A man who played a significant role in strengthening Morecambe after one of the town’s most devastating storms has died, aged 86.
Norman Shadwell played a major part in the design of new sea defences and the sea wall after the infamous storm of 1977 which wrecked the West End Pier.
Mr Shadwell moved to Lancaster from Kent as Deputy City Engineer, becoming City Engineer on local government reorganisation in 1974.
He took early retirement in 1982.
Lancaster Rotary Club elected him president in 1986 and three years later he became president of Morecambe Golf Club, also serving as a director and seniors’ chairman.
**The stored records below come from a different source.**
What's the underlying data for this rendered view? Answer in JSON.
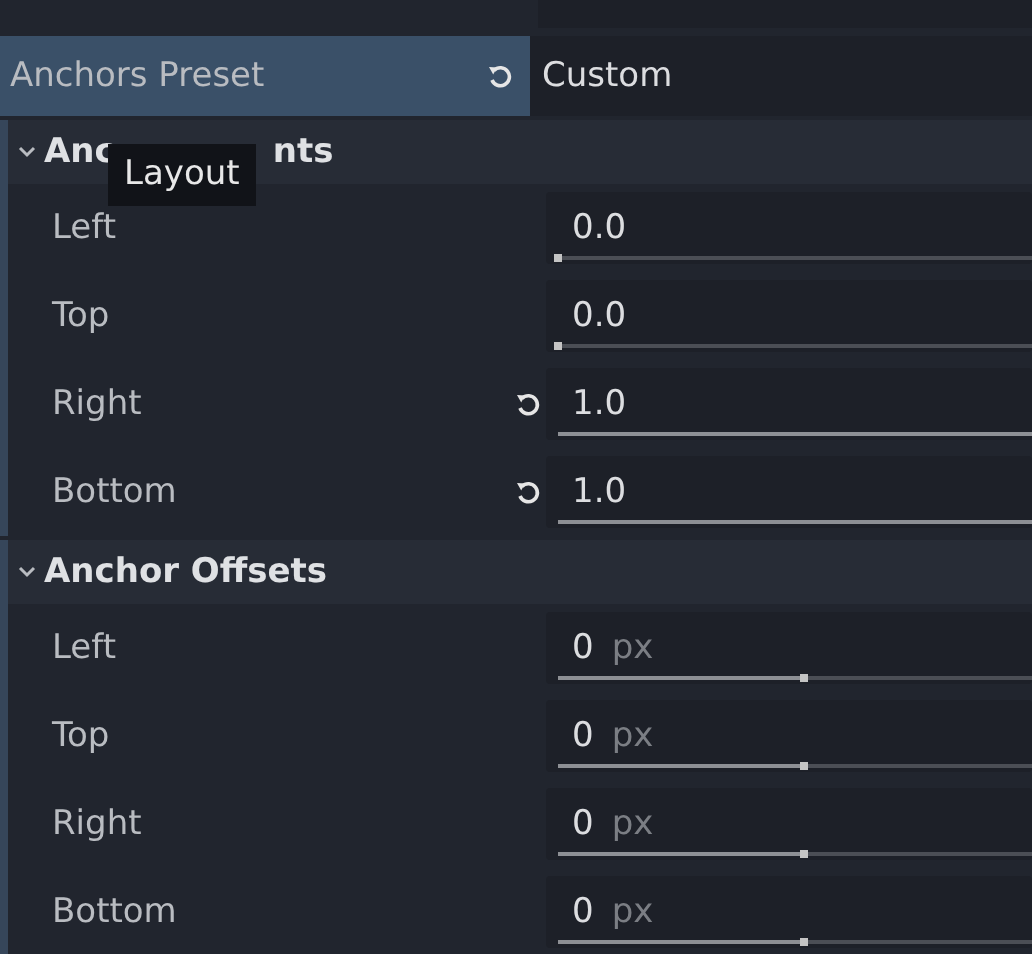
{
  "preset": {
    "label": "Anchors Preset",
    "value": "Custom",
    "selected": true,
    "reset": true
  },
  "sections": [
    {
      "title": [
        "Anc",
        "nts"
      ],
      "expanded": true,
      "rows": [
        {
          "label": "Left",
          "value": "0.0",
          "level": 0,
          "reset": false
        },
        {
          "label": "Top",
          "value": "0.0",
          "level": 0,
          "reset": false
        },
        {
          "label": "Right",
          "value": "1.0",
          "level": 1,
          "reset": true
        },
        {
          "label": "Bottom",
          "value": "1.0",
          "level": 1,
          "reset": true
        }
      ]
    },
    {
      "title": [
        "Anchor Offsets"
      ],
      "expanded": true,
      "rows": [
        {
          "label": "Left",
          "value": "0",
          "unit": "px",
          "level": 0.52,
          "reset": false
        },
        {
          "label": "Top",
          "value": "0",
          "unit": "px",
          "level": 0.52,
          "reset": false
        },
        {
          "label": "Right",
          "value": "0",
          "unit": "px",
          "level": 0.52,
          "reset": false
        },
        {
          "label": "Bottom",
          "value": "0",
          "unit": "px",
          "level": 0.52,
          "reset": false
        }
      ]
    }
  ],
  "tooltip": {
    "text": "Layout"
  }
}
A keen artist, Norman was secretary from 1986 and later chairman for many years of Lancaster and District Art Society and his watercolour studies of local maritime life were much admired.
Four days before he died he won a prestigious prize at Garstang Art Society’s annual exhibition.
He was committed to several other organisations, including Lancaster Talking Newspaper as recording engineer and president for many years.
Mr Shadwell’s fascination with boat-building started with building Mirror dinghies from kits, progressing to faster and livelier boats such as the Scorpion and Merlin Rocket.
As commodore of Glasson Sailing Club he worked hard at increasing the club’s reputation with various race meetings and regattas.
His interest continued with sailing cruisers both in Morecambe Bay and also Windermere.
In his youth he was a Queen’s Scout.
He did his national service with the Royal Engineers and became an articled municipal engineer and chartered civil engineer.
Mr Shadwell leaves his wife Sheila, daughter Jane, son Andrew, six grandchildren and four great-grandchildren.